The DailyBrief

Tuesday March 28, 2017

China US manufacturing: Are the days of China as a manufacturing hub over? This question has sparked fervent discussion since China glass mogul, Cao Dewang, openly compared the cost of running factories in the US and China to justify his US$1 billion factory investments in the American Rust Belt, reports Lin Wanxia. “Except for labor, everything in China is more expensive than in America,” claims Cao, who owns Fuyao Glass Industry Group, China’s largest auto glass manufacturer.

Indonesia’s high-speed railway: Land, finance and security issues have dogged the much-hyped US$5.1 billion Jakarta-Bandung high-speed rail project, writes John McBeth. Indonesian President Joko Widodo, keen to bridge a yawning infrastructure gap, oversaw an ambitious joint venture between China Railway International and a consortium of four Indonesian state-owned enterprises two years ago but China has since refused to disburse the funds and, amid other domestic issues, the project has stalled.

China, South Korea: Beijing’s opposition to Seoul’s deployment of the THAAD missile defense system is less about missiles and more about efforts to weaken the US’ longstanding network of formal and informal alliances in Asia. Grant Newsham writes that the THAAD controversy displays China’s familiar modus operandi: First, pick a fight over an allegedly offensive act; next, follow up with vitriol and veiled threats; and then inflict economic pressure.

Cambodia’s war debt: Since Donald Trump’s inauguration, Cambodian Prime Minister Hun Sen has repeatedly asked the US to cease its demands for the repayment of a US$500 million loan that dates back to the Vietnam War. David Hutt reports the debt, that Hun Sen refers to as “blood-stained” and “dirty, could push Phnom Penh even closer to Beijing.

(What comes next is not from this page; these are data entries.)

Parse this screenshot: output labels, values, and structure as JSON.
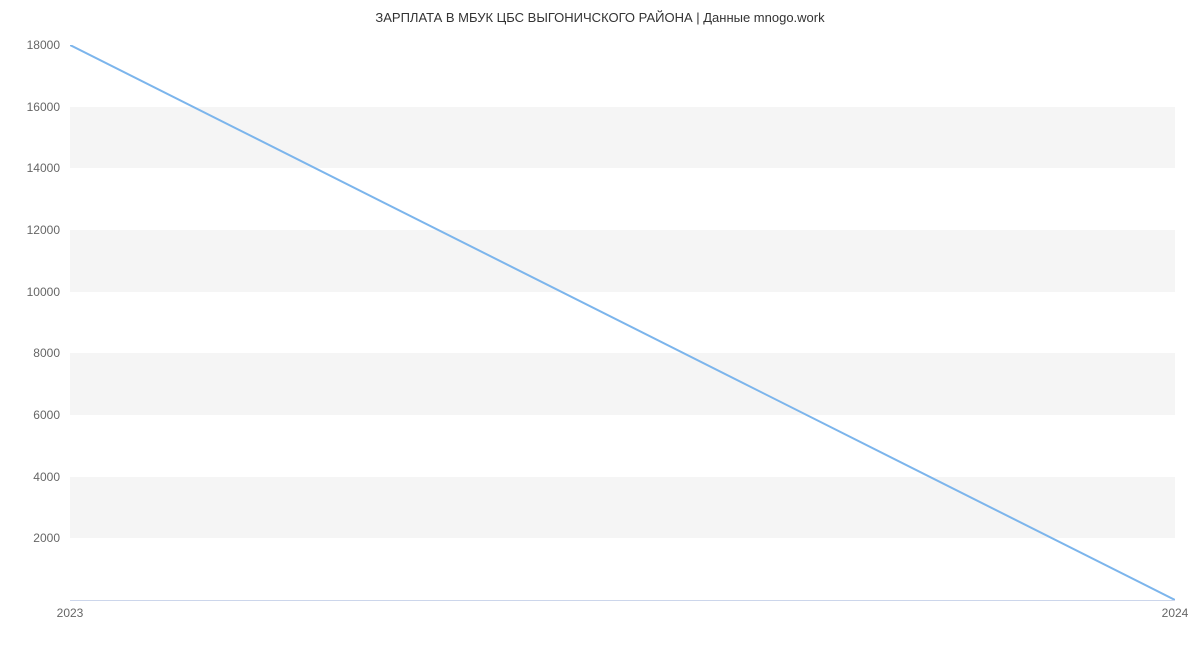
{
  "chart_data": {
    "type": "line",
    "title": "ЗАРПЛАТА В МБУК ЦБС ВЫГОНИЧСКОГО РАЙОНА | Данные mnogo.work",
    "x": [
      2023,
      2024
    ],
    "values": [
      18000,
      0
    ],
    "xlabel": "",
    "ylabel": "",
    "xlim": [
      2023,
      2024
    ],
    "ylim": [
      0,
      18000
    ],
    "y_ticks": [
      2000,
      4000,
      6000,
      8000,
      10000,
      12000,
      14000,
      16000,
      18000
    ],
    "x_ticks": [
      2023,
      2024
    ],
    "line_color": "#7cb5ec",
    "band_color": "#f5f5f5"
  }
}
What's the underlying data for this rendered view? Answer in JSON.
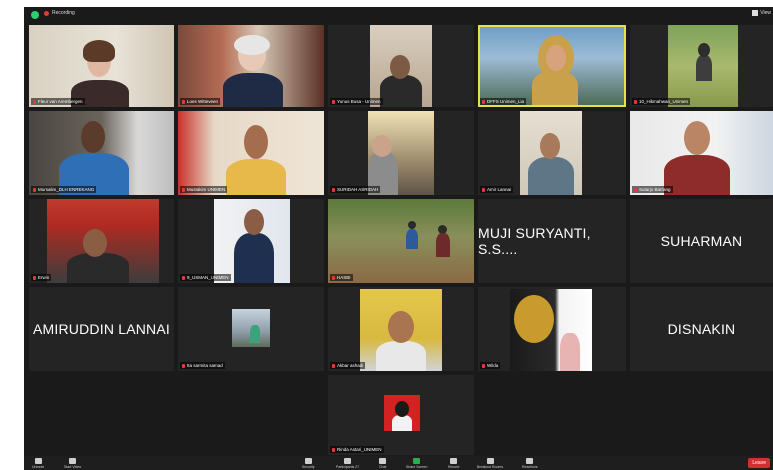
{
  "meeting": {
    "recording_label": "Recording",
    "view_label": "View"
  },
  "participants": [
    {
      "name": "Fleur van Arembergen",
      "display": "video"
    },
    {
      "name": "Loes Witteveen",
      "display": "video"
    },
    {
      "name": "Yunus Busa - Unimen",
      "display": "video"
    },
    {
      "name": "DFFS Unimen_Lia",
      "display": "video",
      "active_speaker": true
    },
    {
      "name": "10_Hikmahwan_Unimen",
      "display": "video"
    },
    {
      "name": "Mursalim_DLH ENREKANG",
      "display": "video"
    },
    {
      "name": "Mustakim UNIMEN",
      "display": "video"
    },
    {
      "name": "SURIDAH ASRIDAH",
      "display": "video"
    },
    {
      "name": "Amir Lannai",
      "display": "video"
    },
    {
      "name": "Sutarjo Barrang",
      "display": "video"
    },
    {
      "name": "Erwin",
      "display": "video"
    },
    {
      "name": "9_USMAN_UNIMEN",
      "display": "video"
    },
    {
      "name": "HASBI",
      "display": "video"
    },
    {
      "name": "MUJI SURYANTI, S.S....",
      "display": "name"
    },
    {
      "name": "SUHARMAN",
      "display": "name"
    },
    {
      "name": "AMIRUDDIN LANNAI",
      "display": "name"
    },
    {
      "name": "Ita sarmita samad",
      "display": "video"
    },
    {
      "name": "Akbar ashadi",
      "display": "video"
    },
    {
      "name": "Wilda",
      "display": "video"
    },
    {
      "name": "DISNAKIN",
      "display": "name"
    },
    {
      "name": "Rinda Astari_UNIMEN",
      "display": "video"
    }
  ],
  "toolbar": {
    "unmute": "Unmute",
    "start_video": "Start Video",
    "security": "Security",
    "participants": "Participants",
    "participants_count": "27",
    "chat": "Chat",
    "share_screen": "Share Screen",
    "record": "Record",
    "breakout_rooms": "Breakout Rooms",
    "reactions": "Reactions",
    "leave": "Leave"
  },
  "colors": {
    "active_speaker_border": "#e6e04a",
    "recording_dot": "#e53935",
    "leave_button": "#d32f2f",
    "share_button": "#22b14c"
  }
}
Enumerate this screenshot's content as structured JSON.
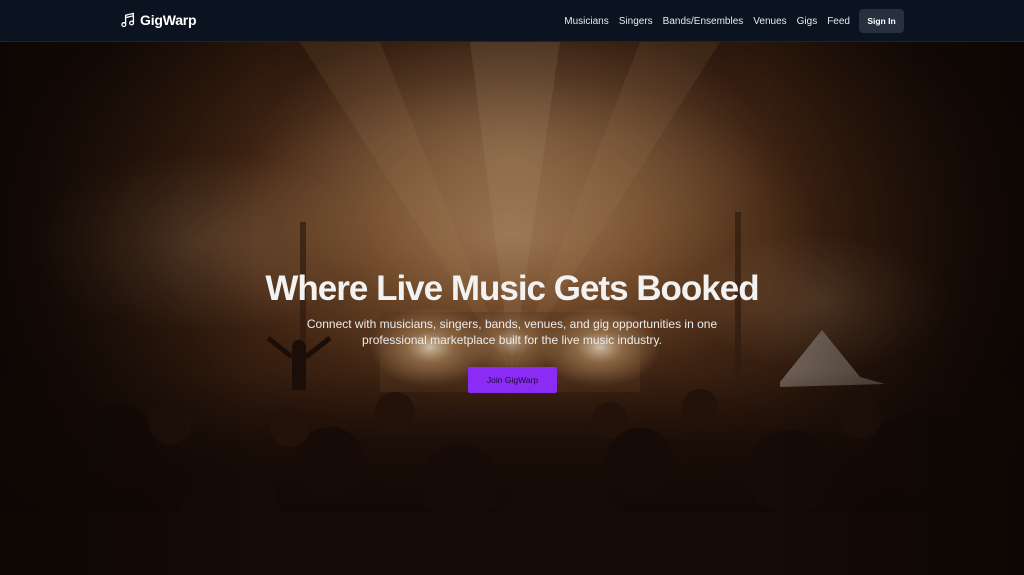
{
  "navbar": {
    "brand": "GigWarp",
    "brand_icon": "music-note-icon",
    "links": [
      "Musicians",
      "Singers",
      "Bands/Ensembles",
      "Venues",
      "Gigs",
      "Feed"
    ],
    "signin_label": "Sign In",
    "background_color": "#0b1220"
  },
  "hero": {
    "title": "Where Live Music Gets Booked",
    "subtitle": "Connect with musicians, singers, bands, venues, and gig opportunities in one professional marketplace built for the live music industry.",
    "cta_label": "Join GigWarp",
    "cta_color": "#8b2cf5",
    "background_image": "concert-crowd-photo"
  }
}
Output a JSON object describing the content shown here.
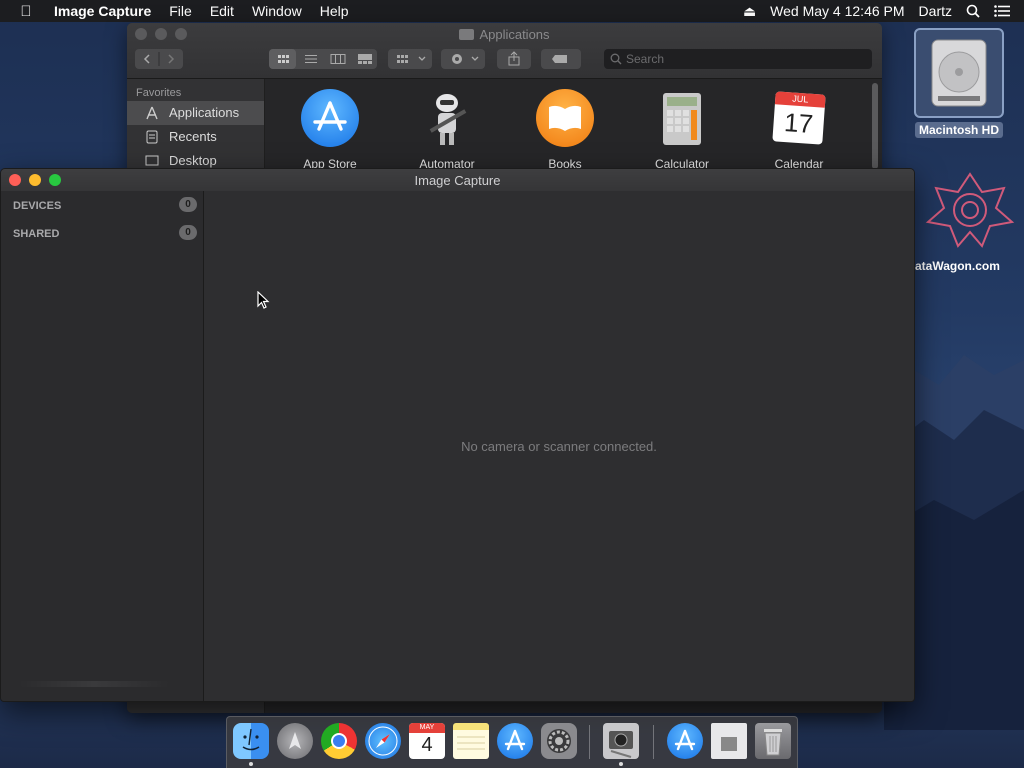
{
  "menubar": {
    "app_name": "Image Capture",
    "menus": [
      "File",
      "Edit",
      "Window",
      "Help"
    ],
    "datetime": "Wed May 4  12:46 PM",
    "user": "Dartz"
  },
  "finder": {
    "title": "Applications",
    "search_placeholder": "Search",
    "sidebar_header": "Favorites",
    "sidebar_items": [
      "Applications",
      "Recents",
      "Desktop"
    ],
    "apps": [
      "App Store",
      "Automator",
      "Books",
      "Calculator",
      "Calendar"
    ],
    "calendar_month": "JUL",
    "calendar_day": "17"
  },
  "image_capture": {
    "title": "Image Capture",
    "sections": [
      {
        "label": "DEVICES",
        "count": "0"
      },
      {
        "label": "SHARED",
        "count": "0"
      }
    ],
    "empty_message": "No camera or scanner connected."
  },
  "desktop": {
    "hd_label": "Macintosh HD",
    "datawagon_label": "ataWagon.com"
  },
  "dock": {
    "calendar_month": "MAY",
    "calendar_day": "4"
  }
}
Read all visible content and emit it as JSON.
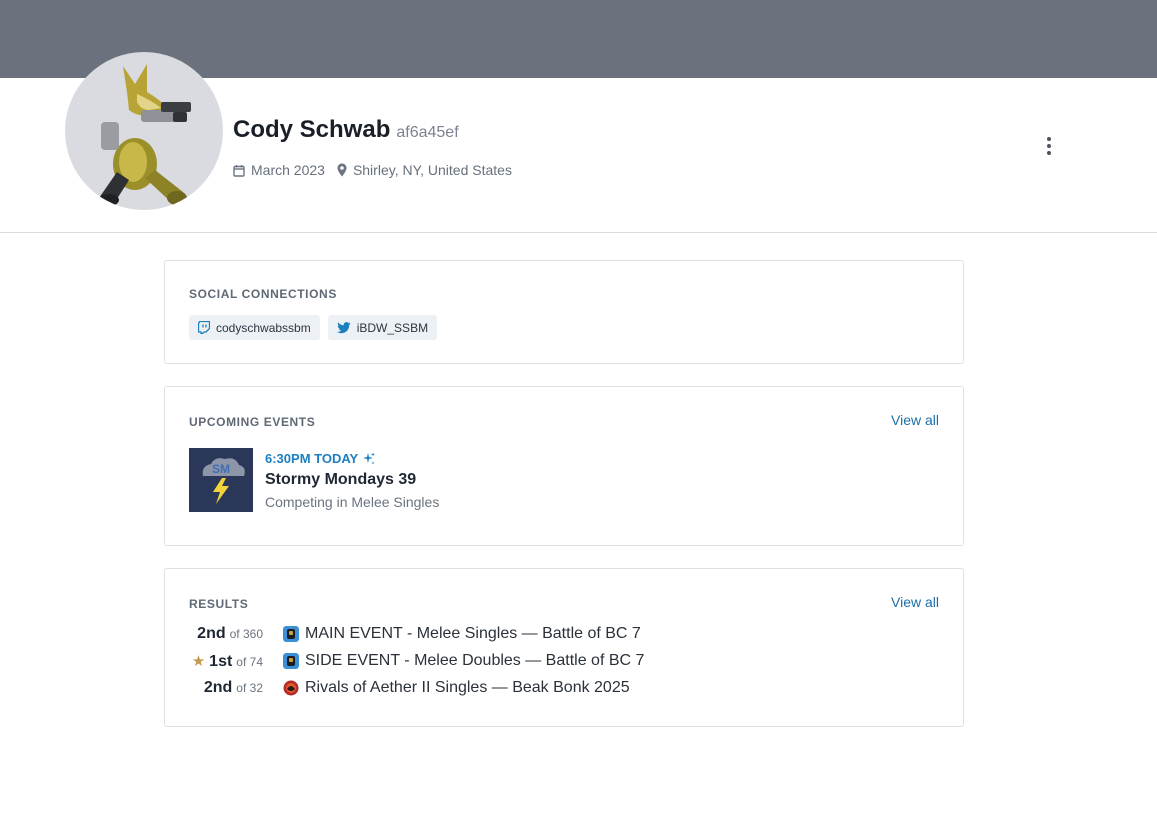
{
  "profile": {
    "name": "Cody Schwab",
    "id": "af6a45ef",
    "joined": "March 2023",
    "location": "Shirley, NY, United States"
  },
  "social": {
    "title": "SOCIAL CONNECTIONS",
    "twitch": "codyschwabssbm",
    "twitter": "iBDW_SSBM"
  },
  "events": {
    "title": "UPCOMING EVENTS",
    "view_all": "View all",
    "item": {
      "time": "6:30PM TODAY",
      "name": "Stormy Mondays 39",
      "sub": "Competing in Melee Singles",
      "thumb_text": "SM"
    }
  },
  "results": {
    "title": "RESULTS",
    "view_all": "View all",
    "rows": [
      {
        "place": "2nd",
        "of": "of 360",
        "name": "MAIN EVENT - Melee Singles — Battle of BC 7"
      },
      {
        "place": "1st",
        "of": "of 74",
        "name": "SIDE EVENT - Melee Doubles — Battle of BC 7"
      },
      {
        "place": "2nd",
        "of": "of 32",
        "name": "Rivals of Aether II Singles — Beak Bonk 2025"
      }
    ]
  },
  "colors": {
    "banner": "#6b727d",
    "accent": "#1b7fc0",
    "star": "#c49a4a"
  },
  "icons": [
    "calendar-icon",
    "location-pin-icon",
    "more-vertical-icon",
    "twitch-icon",
    "twitter-icon",
    "sparkle-icon",
    "star-icon",
    "melee-game-icon",
    "rivals-game-icon"
  ]
}
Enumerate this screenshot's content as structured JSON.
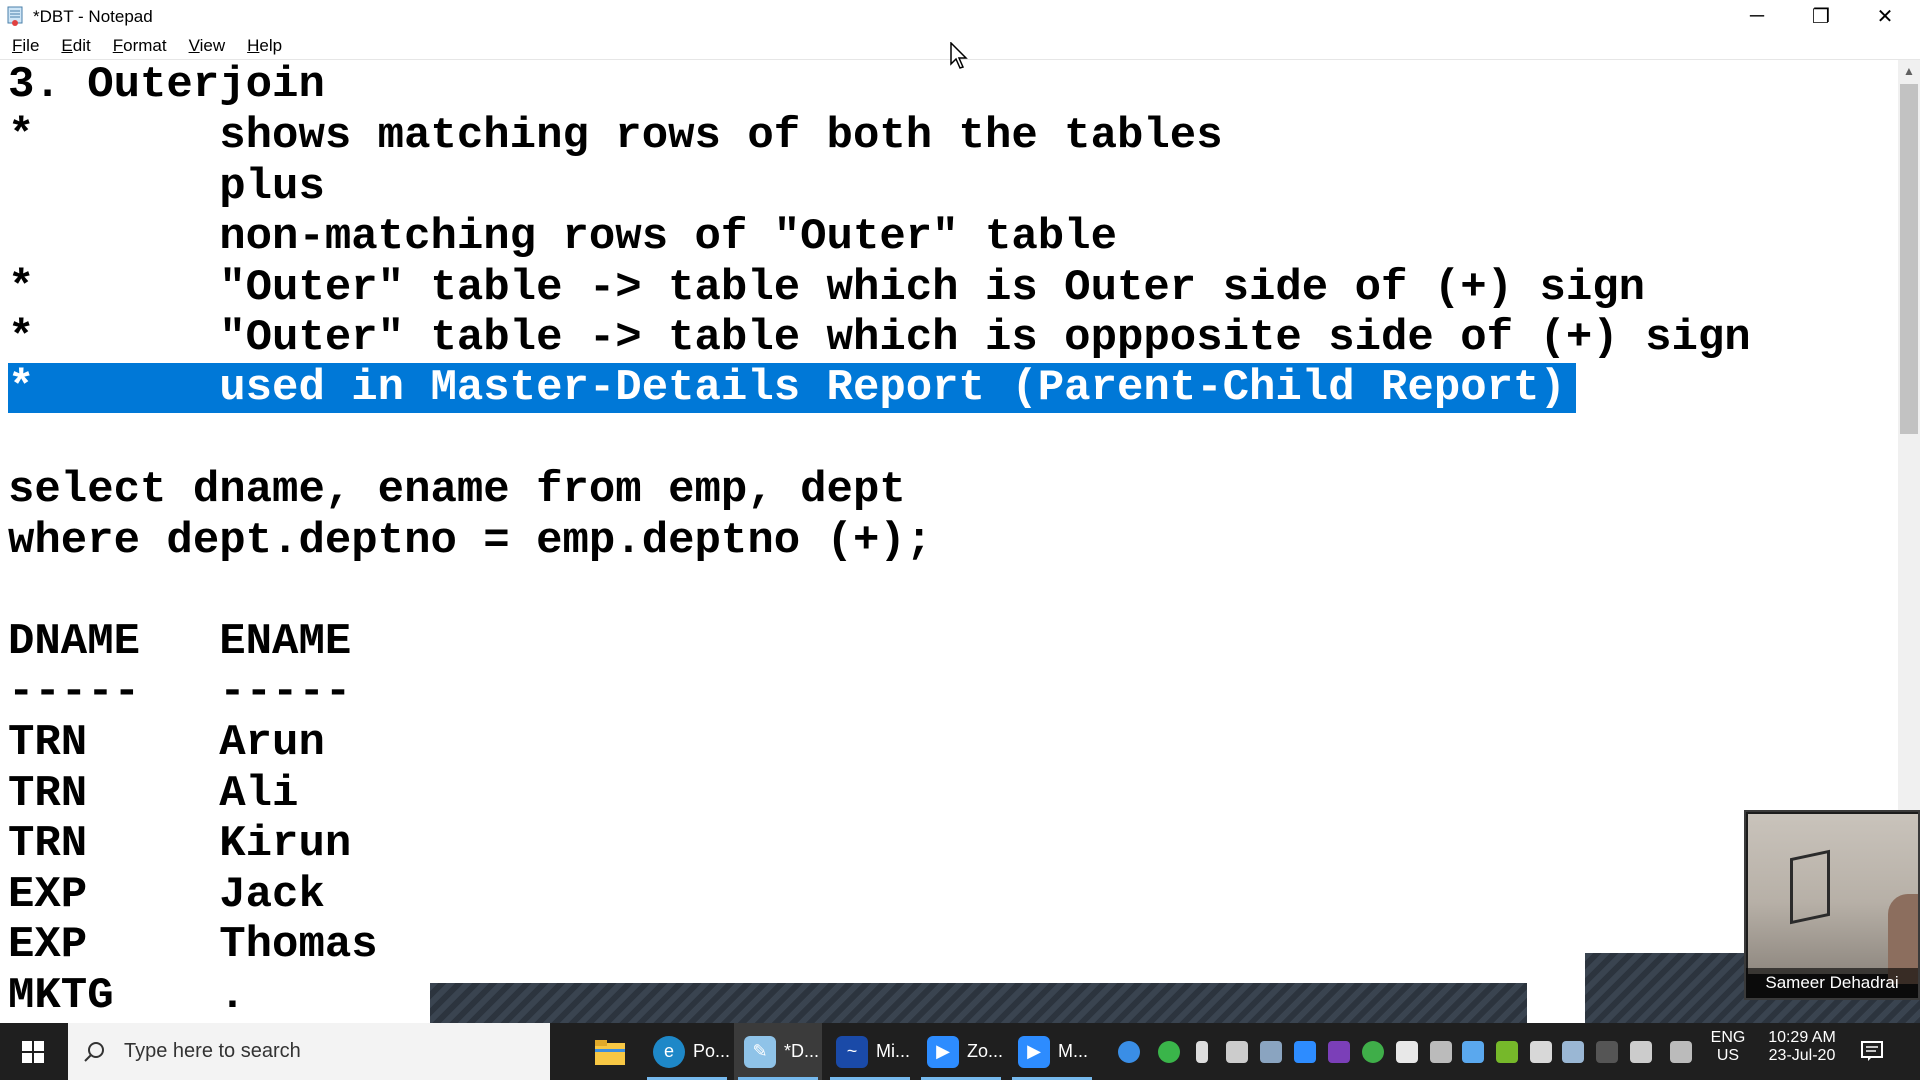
{
  "window": {
    "title": "*DBT - Notepad",
    "minimize_glyph": "─",
    "maximize_glyph": "❐",
    "close_glyph": "✕"
  },
  "menu": {
    "items": [
      {
        "label": "File"
      },
      {
        "label": "Edit"
      },
      {
        "label": "Format"
      },
      {
        "label": "View"
      },
      {
        "label": "Help"
      }
    ]
  },
  "editor": {
    "selection_color": "#0078d7",
    "lines": [
      "3. Outerjoin",
      "*       shows matching rows of both the tables",
      "        plus",
      "        non-matching rows of \"Outer\" table",
      "*       \"Outer\" table -> table which is Outer side of (+) sign",
      "*       \"Outer\" table -> table which is oppposite side of (+) sign",
      "*       used in Master-Details Report (Parent-Child Report)",
      "",
      "select dname, ename from emp, dept",
      "where dept.deptno = emp.deptno (+);",
      "",
      "DNAME   ENAME",
      "-----   -----",
      "TRN     Arun",
      "TRN     Ali",
      "TRN     Kirun",
      "EXP     Jack",
      "EXP     Thomas",
      "MKTG    ."
    ]
  },
  "video": {
    "participant_name": "Sameer Dehadrai"
  },
  "taskbar": {
    "search_placeholder": "Type here to search",
    "apps": [
      {
        "label": "Po...",
        "icon": "edge-icon"
      },
      {
        "label": "*D...",
        "icon": "notepad-icon"
      },
      {
        "label": "Mi...",
        "icon": "whiteboard-icon"
      },
      {
        "label": "Zo...",
        "icon": "zoom-icon"
      },
      {
        "label": "M...",
        "icon": "zoom-meeting-icon"
      }
    ],
    "language_line1": "ENG",
    "language_line2": "US",
    "time": "10:29 AM",
    "date": "23-Jul-20"
  }
}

India’s temple politics: The 1992 demolition of the 16th Century Babri mosque in Ayodhya, believed to be the birthplace of the Hindu god Ram, marked a watershed moment in Indian politics and paved the way for the rise of the pro-Hindu BJP. Asia Times reports that in April, India’s Supreme Court will hear submissions on reopening 25-year-old criminal conspiracy charges against leading BJP figures who, it is alleged, were involved in religious riots that caused 2,000 deaths, and this something that will reopen deep and old political wounds.